(INPUT DATA)

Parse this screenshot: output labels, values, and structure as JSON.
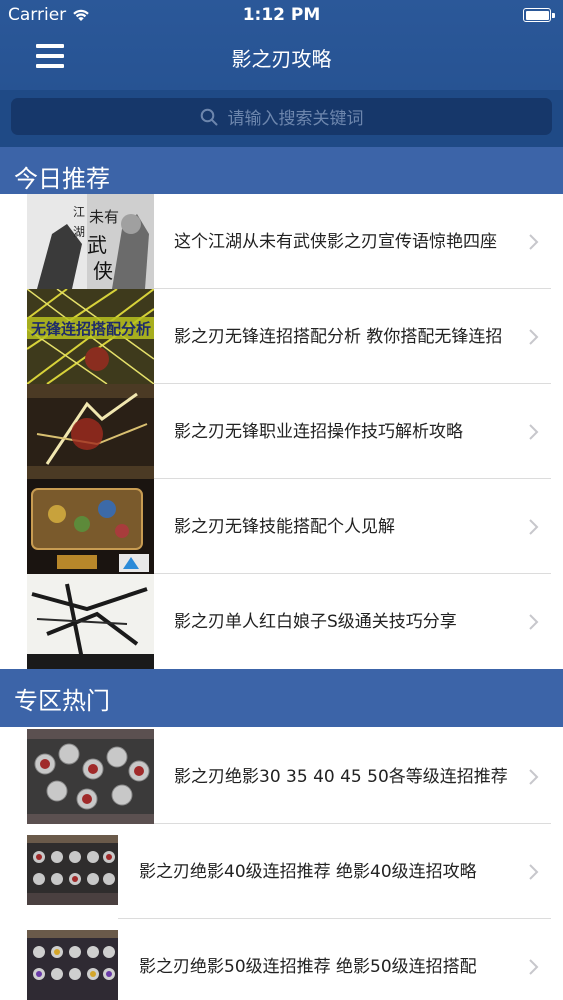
{
  "status": {
    "carrier": "Carrier",
    "time": "1:12 PM"
  },
  "nav": {
    "title": "影之刃攻略"
  },
  "search": {
    "placeholder": "请输入搜索关键词"
  },
  "sections": [
    {
      "title": "今日推荐",
      "items": [
        {
          "title": "这个江湖从未有武侠影之刃宣传语惊艳四座"
        },
        {
          "title": "影之刃无锋连招搭配分析 教你搭配无锋连招"
        },
        {
          "title": "影之刃无锋职业连招操作技巧解析攻略"
        },
        {
          "title": "影之刃无锋技能搭配个人见解"
        },
        {
          "title": "影之刃单人红白娘子S级通关技巧分享"
        }
      ]
    },
    {
      "title": "专区热门",
      "items": [
        {
          "title": "影之刃绝影30 35 40 45 50各等级连招推荐"
        },
        {
          "title": "影之刃绝影40级连招推荐 绝影40级连招攻略"
        },
        {
          "title": "影之刃绝影50级连招推荐 绝影50级连招搭配"
        }
      ]
    }
  ],
  "thumb_text": {
    "t1": "江湖未有武侠",
    "t2": "无锋连招搭配分析"
  },
  "colors": {
    "nav": "#2b5899",
    "section": "#3c64a8",
    "search_bg": "#16376a"
  }
}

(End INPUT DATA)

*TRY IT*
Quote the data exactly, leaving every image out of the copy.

*ANSWER BOX*
Parse this screenshot: output labels, values, and structure as JSON.
{
  "status": {
    "carrier": "Carrier",
    "time": "1:12 PM"
  },
  "nav": {
    "title": "影之刃攻略"
  },
  "search": {
    "placeholder": "请输入搜索关键词"
  },
  "sections": [
    {
      "title": "今日推荐",
      "items": [
        {
          "title": "这个江湖从未有武侠影之刃宣传语惊艳四座"
        },
        {
          "title": "影之刃无锋连招搭配分析 教你搭配无锋连招"
        },
        {
          "title": "影之刃无锋职业连招操作技巧解析攻略"
        },
        {
          "title": "影之刃无锋技能搭配个人见解"
        },
        {
          "title": "影之刃单人红白娘子S级通关技巧分享"
        }
      ]
    },
    {
      "title": "专区热门",
      "items": [
        {
          "title": "影之刃绝影30 35 40 45 50各等级连招推荐"
        },
        {
          "title": "影之刃绝影40级连招推荐 绝影40级连招攻略"
        },
        {
          "title": "影之刃绝影50级连招推荐 绝影50级连招搭配"
        }
      ]
    }
  ],
  "thumb_text": {
    "t1": "江湖未有武侠",
    "t2": "无锋连招搭配分析"
  },
  "colors": {
    "nav": "#2b5899",
    "section": "#3c64a8",
    "search_bg": "#16376a"
  }
}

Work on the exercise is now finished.